A constant tic of expectation lingers in the waiting room that is adolescence. Boredom before or after the event is drawn out by lack of anything better to do, a constant sentence rambling without the restraint of the full stop, over and over and over and under like the filmed infinite loop of a boy sinking and rising from the water of a backyard swimming pool, his intake of breath consequential to the American flag he holds aloft at each emergence—its desire for oxygen somehow exceeds his own need for air. An electric orange sunset and shadowed palm trees identify this artificial oasis as the Californian landscape of a disillusioned teenaged culture, its seeming pleasures triggering nostalgia, a youth’s first awareness that a precious phase of childhood has now been lost.

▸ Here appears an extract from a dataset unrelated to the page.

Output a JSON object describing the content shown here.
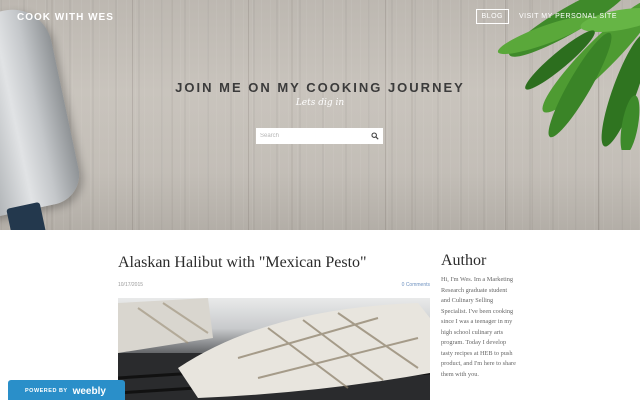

In American artist Jen DeNike’s first UK solo exhibition, her suite of three recent photographs, each marked by the problematic presence of the American flag, stand out as signifiers of the sometimes-violent sacrifice of youth. The ambiguous tableau of ‘1882’, 2006, a year that does nothing to illuminate the scene, depicts a blindfolded boy waving a small flag below a cheap doll strung from a tree by the noose pulled taut by a second youth, prompting the viewer to wonder what obscure chapter of American history is being evoked by this act named for that particular year. For all attempts to match history to the date, there is something mistaken in the memory triggered by these new pastoral spaces of overgrown suburban lots. The implication of red’s danger against the banal white shirts and blue jeans of DeNike’s recurring models Mike and Kevin completes the semaphore of her obscure vision of suburban America; ambivalent and refreshingly without judgment, the ordinary resonance of these average boys with their unique physical quirks reduces any sense of the heroic.

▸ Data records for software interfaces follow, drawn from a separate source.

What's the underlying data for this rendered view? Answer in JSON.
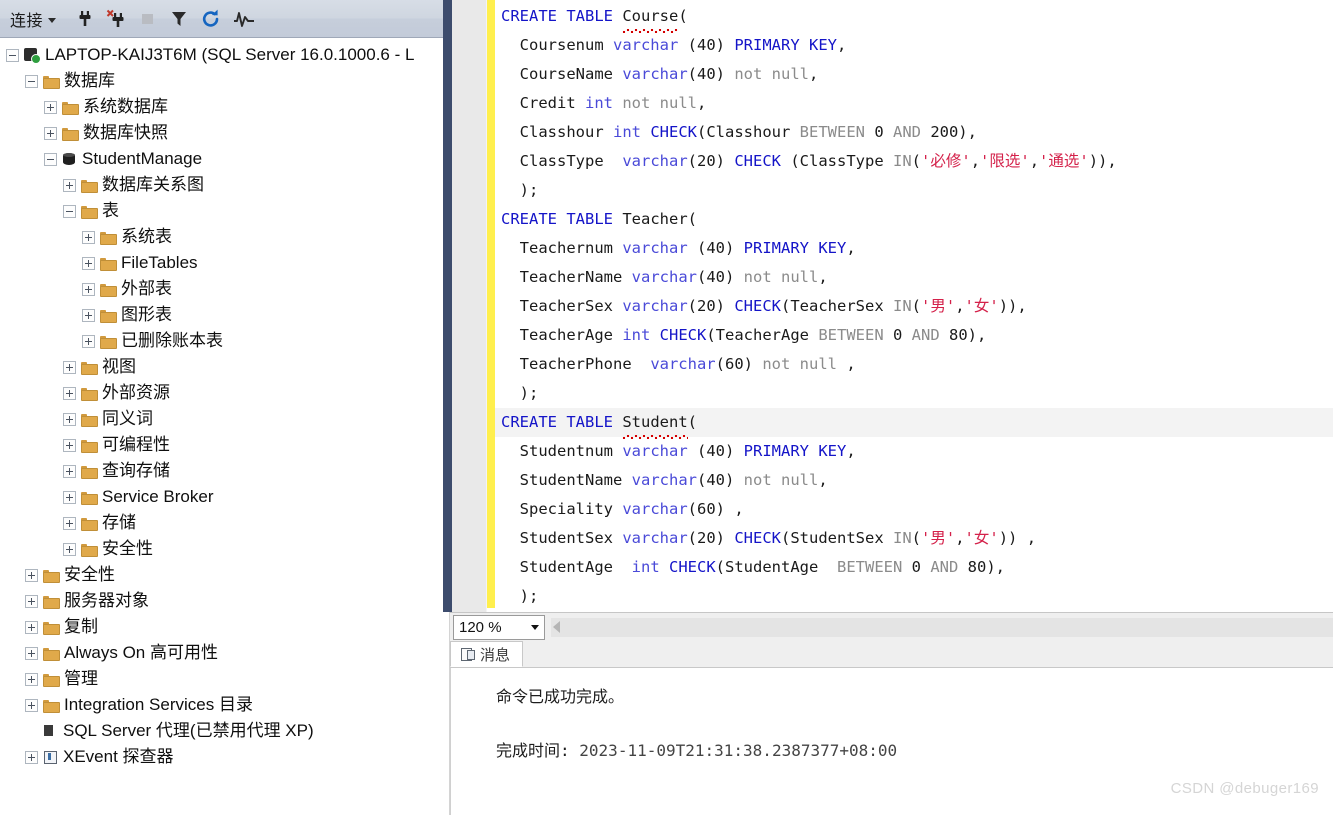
{
  "explorer": {
    "toolbar": {
      "connect_label": "连接",
      "icons": [
        "connect-dropdown",
        "connect-plug-icon",
        "disconnect-plug-icon",
        "stop-icon",
        "filter-icon",
        "refresh-icon",
        "activity-monitor-icon"
      ]
    },
    "tree": [
      {
        "label": "LAPTOP-KAIJ3T6M (SQL Server 16.0.1000.6 - L",
        "indent": 0,
        "state": "minus",
        "icon": "server-icon",
        "name": "tree-node-server"
      },
      {
        "label": "数据库",
        "indent": 1,
        "state": "minus",
        "icon": "folder-icon",
        "name": "tree-node-databases"
      },
      {
        "label": "系统数据库",
        "indent": 2,
        "state": "plus",
        "icon": "folder-icon",
        "name": "tree-node-system-databases"
      },
      {
        "label": "数据库快照",
        "indent": 2,
        "state": "plus",
        "icon": "folder-icon",
        "name": "tree-node-database-snapshots"
      },
      {
        "label": "StudentManage",
        "indent": 2,
        "state": "minus",
        "icon": "database-icon",
        "name": "tree-node-studentmanage"
      },
      {
        "label": "数据库关系图",
        "indent": 3,
        "state": "plus",
        "icon": "folder-icon",
        "name": "tree-node-database-diagrams"
      },
      {
        "label": "表",
        "indent": 3,
        "state": "minus",
        "icon": "folder-icon",
        "name": "tree-node-tables"
      },
      {
        "label": "系统表",
        "indent": 4,
        "state": "plus",
        "icon": "folder-icon",
        "name": "tree-node-system-tables"
      },
      {
        "label": "FileTables",
        "indent": 4,
        "state": "plus",
        "icon": "folder-icon",
        "name": "tree-node-filetables"
      },
      {
        "label": "外部表",
        "indent": 4,
        "state": "plus",
        "icon": "folder-icon",
        "name": "tree-node-external-tables"
      },
      {
        "label": "图形表",
        "indent": 4,
        "state": "plus",
        "icon": "folder-icon",
        "name": "tree-node-graph-tables"
      },
      {
        "label": "已删除账本表",
        "indent": 4,
        "state": "plus",
        "icon": "folder-icon",
        "name": "tree-node-dropped-ledger-tables"
      },
      {
        "label": "视图",
        "indent": 3,
        "state": "plus",
        "icon": "folder-icon",
        "name": "tree-node-views"
      },
      {
        "label": "外部资源",
        "indent": 3,
        "state": "plus",
        "icon": "folder-icon",
        "name": "tree-node-external-resources"
      },
      {
        "label": "同义词",
        "indent": 3,
        "state": "plus",
        "icon": "folder-icon",
        "name": "tree-node-synonyms"
      },
      {
        "label": "可编程性",
        "indent": 3,
        "state": "plus",
        "icon": "folder-icon",
        "name": "tree-node-programmability"
      },
      {
        "label": "查询存储",
        "indent": 3,
        "state": "plus",
        "icon": "folder-icon",
        "name": "tree-node-query-store"
      },
      {
        "label": "Service Broker",
        "indent": 3,
        "state": "plus",
        "icon": "folder-icon",
        "name": "tree-node-service-broker"
      },
      {
        "label": "存储",
        "indent": 3,
        "state": "plus",
        "icon": "folder-icon",
        "name": "tree-node-storage"
      },
      {
        "label": "安全性",
        "indent": 3,
        "state": "plus",
        "icon": "folder-icon",
        "name": "tree-node-db-security"
      },
      {
        "label": "安全性",
        "indent": 1,
        "state": "plus",
        "icon": "folder-icon",
        "name": "tree-node-security"
      },
      {
        "label": "服务器对象",
        "indent": 1,
        "state": "plus",
        "icon": "folder-icon",
        "name": "tree-node-server-objects"
      },
      {
        "label": "复制",
        "indent": 1,
        "state": "plus",
        "icon": "folder-icon",
        "name": "tree-node-replication"
      },
      {
        "label": "Always On 高可用性",
        "indent": 1,
        "state": "plus",
        "icon": "folder-icon",
        "name": "tree-node-always-on"
      },
      {
        "label": "管理",
        "indent": 1,
        "state": "plus",
        "icon": "folder-icon",
        "name": "tree-node-management"
      },
      {
        "label": "Integration Services 目录",
        "indent": 1,
        "state": "plus",
        "icon": "folder-icon",
        "name": "tree-node-integration-services"
      },
      {
        "label": "SQL Server 代理(已禁用代理 XP)",
        "indent": 1,
        "state": "none",
        "icon": "agent-icon",
        "name": "tree-node-sql-agent"
      },
      {
        "label": "XEvent 探查器",
        "indent": 1,
        "state": "plus",
        "icon": "xevent-icon",
        "name": "tree-node-xevent-profiler"
      }
    ]
  },
  "editor": {
    "code": [
      {
        "fold": true,
        "tokens": [
          {
            "t": "CREATE TABLE ",
            "c": "k"
          },
          {
            "t": "Course",
            "c": "n sq"
          },
          {
            "t": "(",
            "c": "n"
          }
        ]
      },
      {
        "tokens": [
          {
            "t": "  Coursenum ",
            "c": "n"
          },
          {
            "t": "varchar",
            "c": "kb"
          },
          {
            "t": " (",
            "c": "n"
          },
          {
            "t": "40",
            "c": "num"
          },
          {
            "t": ") ",
            "c": "n"
          },
          {
            "t": "PRIMARY KEY",
            "c": "k"
          },
          {
            "t": ",",
            "c": "n"
          }
        ]
      },
      {
        "tokens": [
          {
            "t": "  CourseName ",
            "c": "n"
          },
          {
            "t": "varchar",
            "c": "kb"
          },
          {
            "t": "(",
            "c": "n"
          },
          {
            "t": "40",
            "c": "num"
          },
          {
            "t": ") ",
            "c": "n"
          },
          {
            "t": "not null",
            "c": "g"
          },
          {
            "t": ",",
            "c": "n"
          }
        ]
      },
      {
        "tokens": [
          {
            "t": "  Credit ",
            "c": "n"
          },
          {
            "t": "int",
            "c": "kb"
          },
          {
            "t": " ",
            "c": "n"
          },
          {
            "t": "not null",
            "c": "g"
          },
          {
            "t": ",",
            "c": "n"
          }
        ]
      },
      {
        "tokens": [
          {
            "t": "  Classhour ",
            "c": "n"
          },
          {
            "t": "int",
            "c": "kb"
          },
          {
            "t": " ",
            "c": "n"
          },
          {
            "t": "CHECK",
            "c": "k"
          },
          {
            "t": "(Classhour ",
            "c": "n"
          },
          {
            "t": "BETWEEN",
            "c": "g"
          },
          {
            "t": " 0 ",
            "c": "n"
          },
          {
            "t": "AND",
            "c": "g"
          },
          {
            "t": " 200),",
            "c": "n"
          }
        ]
      },
      {
        "tokens": [
          {
            "t": "  ClassType  ",
            "c": "n"
          },
          {
            "t": "varchar",
            "c": "kb"
          },
          {
            "t": "(",
            "c": "n"
          },
          {
            "t": "20",
            "c": "num"
          },
          {
            "t": ") ",
            "c": "n"
          },
          {
            "t": "CHECK",
            "c": "k"
          },
          {
            "t": " (ClassType ",
            "c": "n"
          },
          {
            "t": "IN",
            "c": "g"
          },
          {
            "t": "(",
            "c": "n"
          },
          {
            "t": "'必修'",
            "c": "str"
          },
          {
            "t": ",",
            "c": "n"
          },
          {
            "t": "'限选'",
            "c": "str"
          },
          {
            "t": ",",
            "c": "n"
          },
          {
            "t": "'通选'",
            "c": "str"
          },
          {
            "t": ")),",
            "c": "n"
          }
        ]
      },
      {
        "tokens": [
          {
            "t": "  );",
            "c": "n"
          }
        ]
      },
      {
        "fold": true,
        "tokens": [
          {
            "t": "CREATE TABLE ",
            "c": "k"
          },
          {
            "t": "Teacher",
            "c": "n"
          },
          {
            "t": "(",
            "c": "n"
          }
        ]
      },
      {
        "tokens": [
          {
            "t": "  Teachernum ",
            "c": "n"
          },
          {
            "t": "varchar",
            "c": "kb"
          },
          {
            "t": " (",
            "c": "n"
          },
          {
            "t": "40",
            "c": "num"
          },
          {
            "t": ") ",
            "c": "n"
          },
          {
            "t": "PRIMARY KEY",
            "c": "k"
          },
          {
            "t": ",",
            "c": "n"
          }
        ]
      },
      {
        "tokens": [
          {
            "t": "  TeacherName ",
            "c": "n"
          },
          {
            "t": "varchar",
            "c": "kb"
          },
          {
            "t": "(",
            "c": "n"
          },
          {
            "t": "40",
            "c": "num"
          },
          {
            "t": ") ",
            "c": "n"
          },
          {
            "t": "not null",
            "c": "g"
          },
          {
            "t": ",",
            "c": "n"
          }
        ]
      },
      {
        "tokens": [
          {
            "t": "  TeacherSex ",
            "c": "n"
          },
          {
            "t": "varchar",
            "c": "kb"
          },
          {
            "t": "(",
            "c": "n"
          },
          {
            "t": "20",
            "c": "num"
          },
          {
            "t": ") ",
            "c": "n"
          },
          {
            "t": "CHECK",
            "c": "k"
          },
          {
            "t": "(TeacherSex ",
            "c": "n"
          },
          {
            "t": "IN",
            "c": "g"
          },
          {
            "t": "(",
            "c": "n"
          },
          {
            "t": "'男'",
            "c": "str"
          },
          {
            "t": ",",
            "c": "n"
          },
          {
            "t": "'女'",
            "c": "str"
          },
          {
            "t": ")),",
            "c": "n"
          }
        ]
      },
      {
        "tokens": [
          {
            "t": "  TeacherAge ",
            "c": "n"
          },
          {
            "t": "int",
            "c": "kb"
          },
          {
            "t": " ",
            "c": "n"
          },
          {
            "t": "CHECK",
            "c": "k"
          },
          {
            "t": "(TeacherAge ",
            "c": "n"
          },
          {
            "t": "BETWEEN",
            "c": "g"
          },
          {
            "t": " 0 ",
            "c": "n"
          },
          {
            "t": "AND",
            "c": "g"
          },
          {
            "t": " 80),",
            "c": "n"
          }
        ]
      },
      {
        "tokens": [
          {
            "t": "  TeacherPhone  ",
            "c": "n"
          },
          {
            "t": "varchar",
            "c": "kb"
          },
          {
            "t": "(",
            "c": "n"
          },
          {
            "t": "60",
            "c": "num"
          },
          {
            "t": ") ",
            "c": "n"
          },
          {
            "t": "not null",
            "c": "g"
          },
          {
            "t": " ,",
            "c": "n"
          }
        ]
      },
      {
        "tokens": [
          {
            "t": "  );",
            "c": "n"
          }
        ]
      },
      {
        "fold": true,
        "hl": true,
        "tokens": [
          {
            "t": "CREATE TABLE ",
            "c": "k"
          },
          {
            "t": "Student",
            "c": "n sq"
          },
          {
            "t": "(",
            "c": "n"
          }
        ]
      },
      {
        "tokens": [
          {
            "t": "  Studentnum ",
            "c": "n"
          },
          {
            "t": "varchar",
            "c": "kb"
          },
          {
            "t": " (",
            "c": "n"
          },
          {
            "t": "40",
            "c": "num"
          },
          {
            "t": ") ",
            "c": "n"
          },
          {
            "t": "PRIMARY KEY",
            "c": "k"
          },
          {
            "t": ",",
            "c": "n"
          }
        ]
      },
      {
        "tokens": [
          {
            "t": "  StudentName ",
            "c": "n"
          },
          {
            "t": "varchar",
            "c": "kb"
          },
          {
            "t": "(",
            "c": "n"
          },
          {
            "t": "40",
            "c": "num"
          },
          {
            "t": ") ",
            "c": "n"
          },
          {
            "t": "not null",
            "c": "g"
          },
          {
            "t": ",",
            "c": "n"
          }
        ]
      },
      {
        "tokens": [
          {
            "t": "  Speciality ",
            "c": "n"
          },
          {
            "t": "varchar",
            "c": "kb"
          },
          {
            "t": "(",
            "c": "n"
          },
          {
            "t": "60",
            "c": "num"
          },
          {
            "t": ") ,",
            "c": "n"
          }
        ]
      },
      {
        "tokens": [
          {
            "t": "  StudentSex ",
            "c": "n"
          },
          {
            "t": "varchar",
            "c": "kb"
          },
          {
            "t": "(",
            "c": "n"
          },
          {
            "t": "20",
            "c": "num"
          },
          {
            "t": ") ",
            "c": "n"
          },
          {
            "t": "CHECK",
            "c": "k"
          },
          {
            "t": "(StudentSex ",
            "c": "n"
          },
          {
            "t": "IN",
            "c": "g"
          },
          {
            "t": "(",
            "c": "n"
          },
          {
            "t": "'男'",
            "c": "str"
          },
          {
            "t": ",",
            "c": "n"
          },
          {
            "t": "'女'",
            "c": "str"
          },
          {
            "t": ")) ,",
            "c": "n"
          }
        ]
      },
      {
        "tokens": [
          {
            "t": "  StudentAge  ",
            "c": "n"
          },
          {
            "t": "int",
            "c": "kb"
          },
          {
            "t": " ",
            "c": "n"
          },
          {
            "t": "CHECK",
            "c": "k"
          },
          {
            "t": "(StudentAge  ",
            "c": "n"
          },
          {
            "t": "BETWEEN",
            "c": "g"
          },
          {
            "t": " 0 ",
            "c": "n"
          },
          {
            "t": "AND",
            "c": "g"
          },
          {
            "t": " 80),",
            "c": "n"
          }
        ]
      },
      {
        "tokens": [
          {
            "t": "  );",
            "c": "n"
          }
        ]
      }
    ]
  },
  "zoombar": {
    "zoom_value": "120 %"
  },
  "results": {
    "tab_label": "消息",
    "message": "命令已成功完成。",
    "completion_label": "完成时间:",
    "completion_time": "2023-11-09T21:31:38.2387377+08:00"
  },
  "watermark": "CSDN @debuger169",
  "colors": {
    "keyword_blue": "#1414c8",
    "type_blue": "#4a4ad8",
    "comment_gray": "#8b8b8b",
    "string_red": "#d4214a",
    "change_bar_yellow": "#ffef4d",
    "scrollbar_navy": "#3d4c6d",
    "folder_orange": "#e0a94a"
  }
}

‘Flag Girls’, 2007, contributes its own counter-mythic critique by its pastiche on a vintage postcard depicting girls tantalizingly wrapped in the Old Glory flag. DeNike’s video fulfills the winking promise of that image by progressively divesting each girl of her flag, but this striptease is a ritual robbed of its sexuality. From their discordant hum of ‘The Star-Spangled Banner’ to the flags clenched in teeth in their efforts to sullenly cast them off, there is something petulant in the stiff pirouette that flings the literal weight of stars and stripes off the nude body.
This deliberately awkward defiance is complicated in its turn by the girls’ status as long-haired maiden archetypes who make their sulking exit from the screen once unveiled, until only one remains standing—serene with her flag still firmly wrapped, her survival alludes to the so-called final girl of horror films and their generic assertion that preserved purity will spare us from violent endings. At this uncomfortable point of becoming, DeNike’s teenage personalities heighten the threat of their own potentiality towards either the achievement of adulthood, or the failure of life cut short in the call of patriotism.
Stephanie Vegh is an artist based in Toronto